[What needs to be done] Each line of the records that holds "nights" should be shown in full.

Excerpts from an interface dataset
++++

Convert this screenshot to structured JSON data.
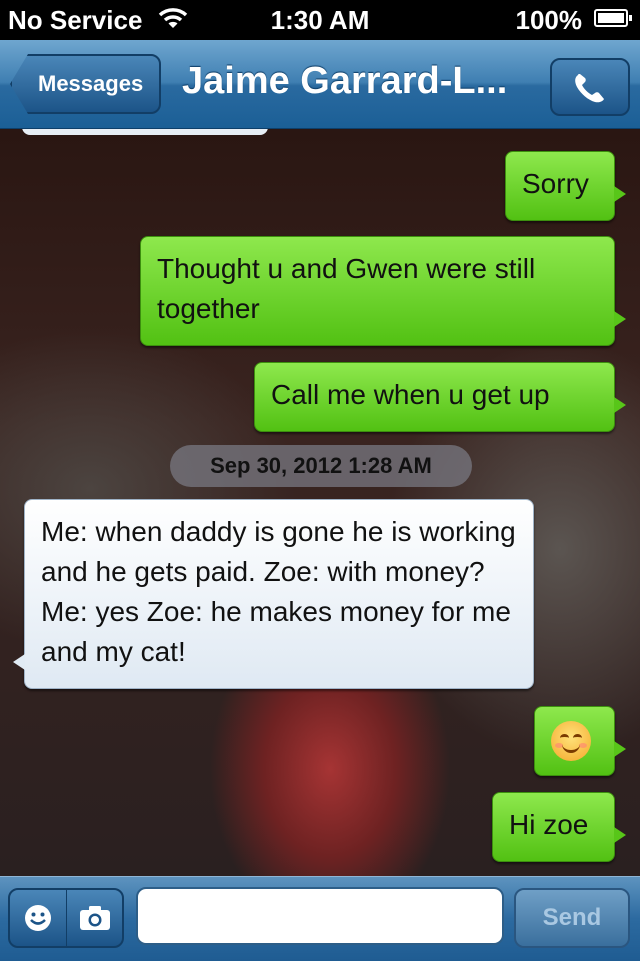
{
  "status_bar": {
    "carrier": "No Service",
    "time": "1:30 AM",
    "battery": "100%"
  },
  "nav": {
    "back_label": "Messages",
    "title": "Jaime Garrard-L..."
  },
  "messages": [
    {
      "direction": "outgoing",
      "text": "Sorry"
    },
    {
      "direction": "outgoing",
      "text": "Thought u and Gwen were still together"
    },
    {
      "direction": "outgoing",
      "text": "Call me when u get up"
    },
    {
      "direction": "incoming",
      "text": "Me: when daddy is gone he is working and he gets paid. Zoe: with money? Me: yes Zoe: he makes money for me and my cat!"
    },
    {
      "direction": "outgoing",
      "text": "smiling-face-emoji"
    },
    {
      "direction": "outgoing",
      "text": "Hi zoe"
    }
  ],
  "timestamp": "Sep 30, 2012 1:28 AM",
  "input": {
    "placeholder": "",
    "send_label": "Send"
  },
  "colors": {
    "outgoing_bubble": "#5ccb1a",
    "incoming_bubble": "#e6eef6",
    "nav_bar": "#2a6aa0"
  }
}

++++

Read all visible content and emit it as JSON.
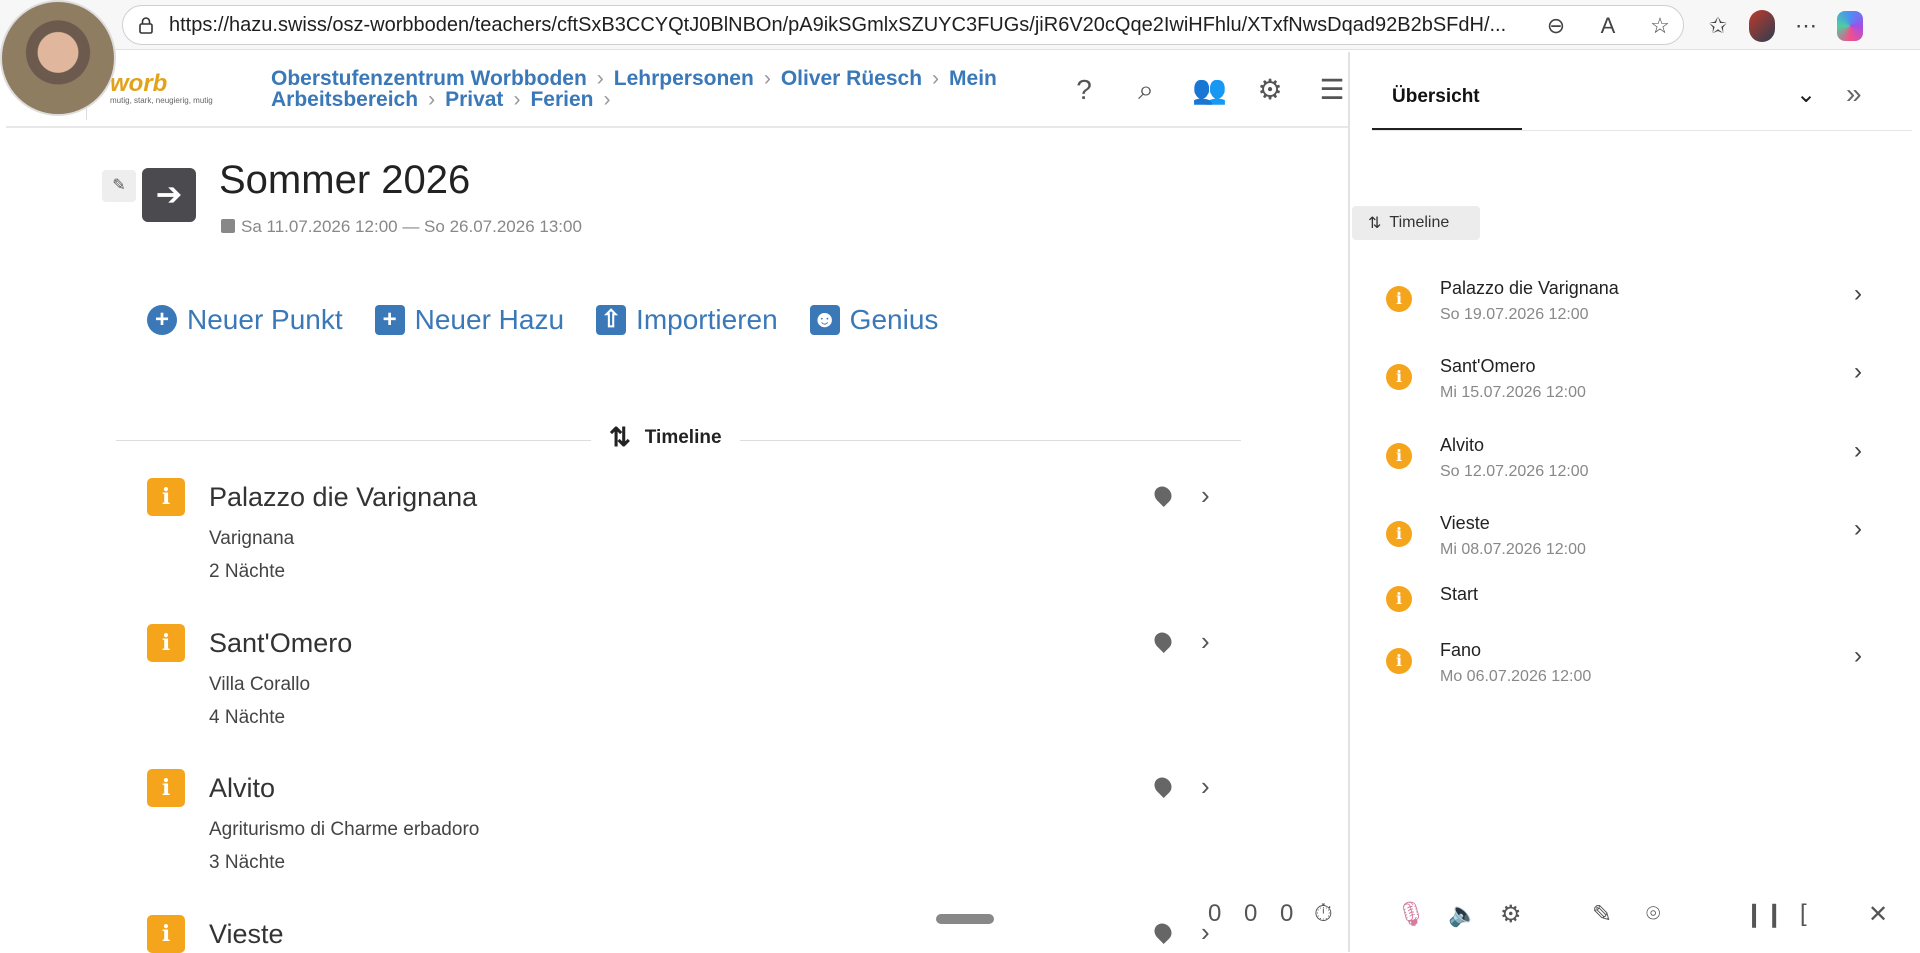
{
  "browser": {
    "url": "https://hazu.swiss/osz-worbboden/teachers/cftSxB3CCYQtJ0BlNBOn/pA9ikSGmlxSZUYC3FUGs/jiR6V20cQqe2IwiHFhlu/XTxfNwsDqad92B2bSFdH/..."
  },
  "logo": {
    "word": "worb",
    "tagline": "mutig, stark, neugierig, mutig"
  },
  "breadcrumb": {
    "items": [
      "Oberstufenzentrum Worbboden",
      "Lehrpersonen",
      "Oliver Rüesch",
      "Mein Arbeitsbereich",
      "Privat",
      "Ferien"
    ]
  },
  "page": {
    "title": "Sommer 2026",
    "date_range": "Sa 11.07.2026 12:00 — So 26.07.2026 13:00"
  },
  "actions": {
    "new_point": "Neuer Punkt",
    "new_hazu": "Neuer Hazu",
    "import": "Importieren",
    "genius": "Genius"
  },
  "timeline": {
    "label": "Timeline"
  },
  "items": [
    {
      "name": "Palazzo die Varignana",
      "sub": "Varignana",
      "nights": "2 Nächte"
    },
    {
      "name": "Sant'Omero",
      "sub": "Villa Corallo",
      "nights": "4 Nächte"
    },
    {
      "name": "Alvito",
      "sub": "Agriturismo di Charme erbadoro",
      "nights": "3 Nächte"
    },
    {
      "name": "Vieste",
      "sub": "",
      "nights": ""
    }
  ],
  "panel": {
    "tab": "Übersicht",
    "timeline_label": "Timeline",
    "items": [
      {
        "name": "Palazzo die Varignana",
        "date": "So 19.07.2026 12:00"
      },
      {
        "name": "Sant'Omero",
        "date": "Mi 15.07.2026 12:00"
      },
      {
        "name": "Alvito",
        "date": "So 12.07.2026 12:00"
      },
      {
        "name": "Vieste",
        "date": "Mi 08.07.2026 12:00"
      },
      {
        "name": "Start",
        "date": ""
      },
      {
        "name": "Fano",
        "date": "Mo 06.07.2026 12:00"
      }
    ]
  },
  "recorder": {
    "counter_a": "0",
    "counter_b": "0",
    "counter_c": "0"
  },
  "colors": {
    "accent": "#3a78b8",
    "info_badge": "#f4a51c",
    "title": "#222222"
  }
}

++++

[Written answer]
      "nights": "2 Nächte"
      "nights": "4 Nächte"
      "nights": "3 Nächte"
      "nights": ""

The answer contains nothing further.